▶ [Work item] Which lines of the listing below contain the word "сделка"? Return them.

▶ [Information supplied]
+ + +
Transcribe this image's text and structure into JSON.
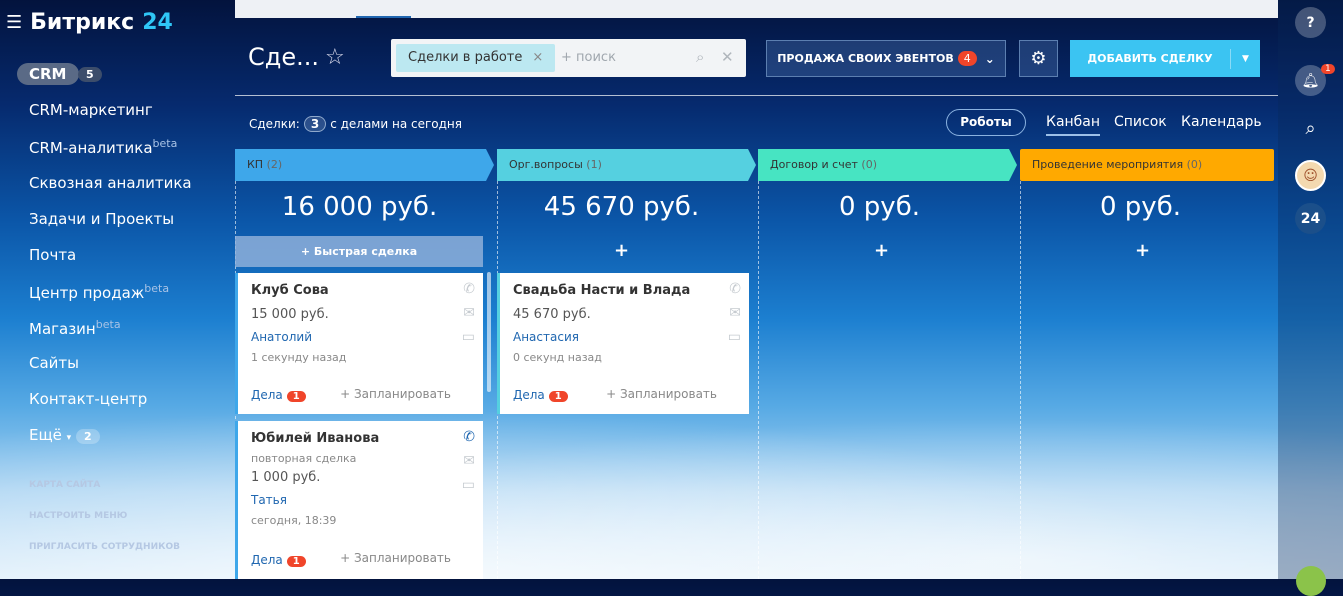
{
  "sidebar": {
    "logo_main": "Битрикс",
    "logo_num": "24",
    "crm": "CRM",
    "crm_count": "5",
    "items": [
      {
        "label": "CRM-маркетинг"
      },
      {
        "label": "CRM-аналитика",
        "sup": "beta"
      },
      {
        "label": "Сквозная аналитика"
      },
      {
        "label": "Задачи и Проекты"
      },
      {
        "label": "Почта"
      },
      {
        "label": "Центр продаж",
        "sup": "beta"
      },
      {
        "label": "Магазин",
        "sup": "beta"
      },
      {
        "label": "Сайты"
      },
      {
        "label": "Контакт-центр"
      }
    ],
    "more": "Ещё",
    "more_count": "2",
    "sitemap": "КАРТА САЙТА",
    "configure": "НАСТРОИТЬ МЕНЮ",
    "invite": "ПРИГЛАСИТЬ СОТРУДНИКОВ"
  },
  "header": {
    "title": "Сде...",
    "filter_chip": "Сделки в работе",
    "search_placeholder": "+ поиск",
    "category": "ПРОДАЖА СВОИХ ЭВЕНТОВ",
    "category_badge": "4",
    "add": "ДОБАВИТЬ СДЕЛКУ"
  },
  "toolbar": {
    "counter_label": "Сделки:",
    "counter": "3",
    "counter_text": "с делами на сегодня",
    "robots": "Роботы",
    "views": [
      "Канбан",
      "Список",
      "Календарь"
    ]
  },
  "columns": [
    {
      "name": "КП",
      "count": "(2)",
      "sum": "16 000 руб.",
      "color": "#3ea7ea"
    },
    {
      "name": "Орг.вопросы",
      "count": "(1)",
      "sum": "45 670 руб.",
      "color": "#55d0e0"
    },
    {
      "name": "Договор и счет",
      "count": "(0)",
      "sum": "0 руб.",
      "color": "#47e4c2"
    },
    {
      "name": "Проведение мероприятия",
      "count": "(0)",
      "sum": "0 руб.",
      "color": "#ffa900"
    }
  ],
  "quick_deal": "Быстрая сделка",
  "add_plus": "+",
  "cards": [
    {
      "title": "Клуб Сова",
      "sum": "15 000 руб.",
      "contact": "Анатолий",
      "time": "1 секунду назад",
      "tasks": "Дела",
      "tasks_count": "1",
      "plan": "+ Запланировать"
    },
    {
      "title": "Свадьба Насти и Влада",
      "sum": "45 670 руб.",
      "contact": "Анастасия",
      "time": "0 секунд назад",
      "tasks": "Дела",
      "tasks_count": "1",
      "plan": "+ Запланировать"
    },
    {
      "title": "Юбилей Иванова",
      "subtitle": "повторная сделка",
      "sum": "1 000 руб.",
      "contact": "Татья",
      "time": "сегодня, 18:39",
      "tasks": "Дела",
      "tasks_count": "1",
      "plan": "+ Запланировать"
    }
  ],
  "right": {
    "help": "?",
    "notif_count": "1",
    "b24": "24"
  }
}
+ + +
▶ [Reply to the exercise]
  "quick_deal": "Быстрая сделка",
      "subtitle": "повторная сделка",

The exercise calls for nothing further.